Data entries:
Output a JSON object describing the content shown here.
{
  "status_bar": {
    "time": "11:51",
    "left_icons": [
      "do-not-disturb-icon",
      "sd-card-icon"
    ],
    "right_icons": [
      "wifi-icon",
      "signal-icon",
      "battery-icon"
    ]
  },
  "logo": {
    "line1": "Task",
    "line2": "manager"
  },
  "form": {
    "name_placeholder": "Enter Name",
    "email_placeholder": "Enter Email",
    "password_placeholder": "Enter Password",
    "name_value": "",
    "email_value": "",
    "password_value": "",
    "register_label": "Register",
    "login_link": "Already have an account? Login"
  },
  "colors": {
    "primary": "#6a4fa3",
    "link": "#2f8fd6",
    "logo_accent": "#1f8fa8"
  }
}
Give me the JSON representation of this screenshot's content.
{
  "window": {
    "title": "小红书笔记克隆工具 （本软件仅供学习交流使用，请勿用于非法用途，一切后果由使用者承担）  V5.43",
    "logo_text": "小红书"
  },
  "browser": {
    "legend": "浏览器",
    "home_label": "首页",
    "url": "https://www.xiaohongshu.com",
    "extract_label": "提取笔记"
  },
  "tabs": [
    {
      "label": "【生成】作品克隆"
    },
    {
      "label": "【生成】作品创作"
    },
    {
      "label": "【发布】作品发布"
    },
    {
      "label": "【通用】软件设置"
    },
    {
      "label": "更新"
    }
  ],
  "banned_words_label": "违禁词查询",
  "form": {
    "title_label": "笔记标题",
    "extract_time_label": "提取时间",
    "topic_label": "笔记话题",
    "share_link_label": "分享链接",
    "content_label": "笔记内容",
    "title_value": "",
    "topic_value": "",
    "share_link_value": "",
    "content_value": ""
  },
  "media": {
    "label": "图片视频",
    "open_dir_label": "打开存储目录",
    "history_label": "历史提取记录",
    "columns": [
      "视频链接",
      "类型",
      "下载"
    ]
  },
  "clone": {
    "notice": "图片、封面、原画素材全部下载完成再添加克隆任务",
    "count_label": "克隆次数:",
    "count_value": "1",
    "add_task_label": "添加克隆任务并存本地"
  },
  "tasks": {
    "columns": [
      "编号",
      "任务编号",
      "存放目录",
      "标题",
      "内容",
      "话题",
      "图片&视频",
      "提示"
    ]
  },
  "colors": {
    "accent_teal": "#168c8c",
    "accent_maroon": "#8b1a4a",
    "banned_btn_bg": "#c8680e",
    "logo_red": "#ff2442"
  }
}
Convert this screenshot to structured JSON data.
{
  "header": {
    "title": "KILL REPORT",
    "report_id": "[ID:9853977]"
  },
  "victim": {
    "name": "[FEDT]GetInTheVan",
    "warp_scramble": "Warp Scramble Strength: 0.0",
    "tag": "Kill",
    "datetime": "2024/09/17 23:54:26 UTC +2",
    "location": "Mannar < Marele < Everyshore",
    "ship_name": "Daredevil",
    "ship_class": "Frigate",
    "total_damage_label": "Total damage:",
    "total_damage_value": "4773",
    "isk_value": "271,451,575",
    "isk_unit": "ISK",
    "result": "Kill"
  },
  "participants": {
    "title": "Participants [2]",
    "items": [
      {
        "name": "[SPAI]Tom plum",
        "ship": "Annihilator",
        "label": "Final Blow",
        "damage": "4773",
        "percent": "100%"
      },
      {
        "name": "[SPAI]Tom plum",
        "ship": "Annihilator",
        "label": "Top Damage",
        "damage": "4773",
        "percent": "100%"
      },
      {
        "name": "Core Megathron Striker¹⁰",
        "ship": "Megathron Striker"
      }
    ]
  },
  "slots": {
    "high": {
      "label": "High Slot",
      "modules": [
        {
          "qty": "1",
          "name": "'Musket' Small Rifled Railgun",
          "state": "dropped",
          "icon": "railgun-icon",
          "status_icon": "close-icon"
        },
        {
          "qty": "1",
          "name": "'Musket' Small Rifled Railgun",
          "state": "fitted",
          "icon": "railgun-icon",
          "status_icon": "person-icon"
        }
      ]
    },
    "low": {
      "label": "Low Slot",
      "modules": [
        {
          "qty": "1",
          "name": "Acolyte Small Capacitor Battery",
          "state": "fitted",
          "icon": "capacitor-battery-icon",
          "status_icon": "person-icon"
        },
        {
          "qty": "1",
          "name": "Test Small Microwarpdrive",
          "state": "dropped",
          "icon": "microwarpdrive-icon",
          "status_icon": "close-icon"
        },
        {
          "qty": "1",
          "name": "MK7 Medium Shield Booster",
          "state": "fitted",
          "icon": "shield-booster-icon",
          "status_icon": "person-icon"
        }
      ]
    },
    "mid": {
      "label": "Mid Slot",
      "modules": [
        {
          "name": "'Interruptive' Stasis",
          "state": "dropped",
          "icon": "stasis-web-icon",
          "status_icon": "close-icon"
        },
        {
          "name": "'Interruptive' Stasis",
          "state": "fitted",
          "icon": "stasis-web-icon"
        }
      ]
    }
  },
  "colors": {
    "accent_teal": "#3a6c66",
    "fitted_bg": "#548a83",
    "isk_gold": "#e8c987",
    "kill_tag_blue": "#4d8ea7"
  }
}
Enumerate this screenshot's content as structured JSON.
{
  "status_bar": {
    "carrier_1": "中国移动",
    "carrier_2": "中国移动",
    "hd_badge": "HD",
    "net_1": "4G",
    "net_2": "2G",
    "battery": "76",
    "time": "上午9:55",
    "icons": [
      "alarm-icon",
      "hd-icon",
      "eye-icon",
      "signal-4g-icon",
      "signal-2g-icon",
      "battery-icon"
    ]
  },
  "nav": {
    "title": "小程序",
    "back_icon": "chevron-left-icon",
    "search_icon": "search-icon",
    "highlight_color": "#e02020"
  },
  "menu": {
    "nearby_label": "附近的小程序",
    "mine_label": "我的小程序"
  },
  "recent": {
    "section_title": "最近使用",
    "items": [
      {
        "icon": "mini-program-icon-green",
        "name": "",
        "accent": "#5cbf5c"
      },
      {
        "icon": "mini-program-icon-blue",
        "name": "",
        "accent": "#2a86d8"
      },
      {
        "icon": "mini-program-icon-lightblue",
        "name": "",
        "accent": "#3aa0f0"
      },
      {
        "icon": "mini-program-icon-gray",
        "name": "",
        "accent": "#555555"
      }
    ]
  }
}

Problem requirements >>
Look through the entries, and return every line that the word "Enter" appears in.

Response box >>
    "name_placeholder": "Enter Name",
    "email_placeholder": "Enter Email",
    "password_placeholder": "Enter Password",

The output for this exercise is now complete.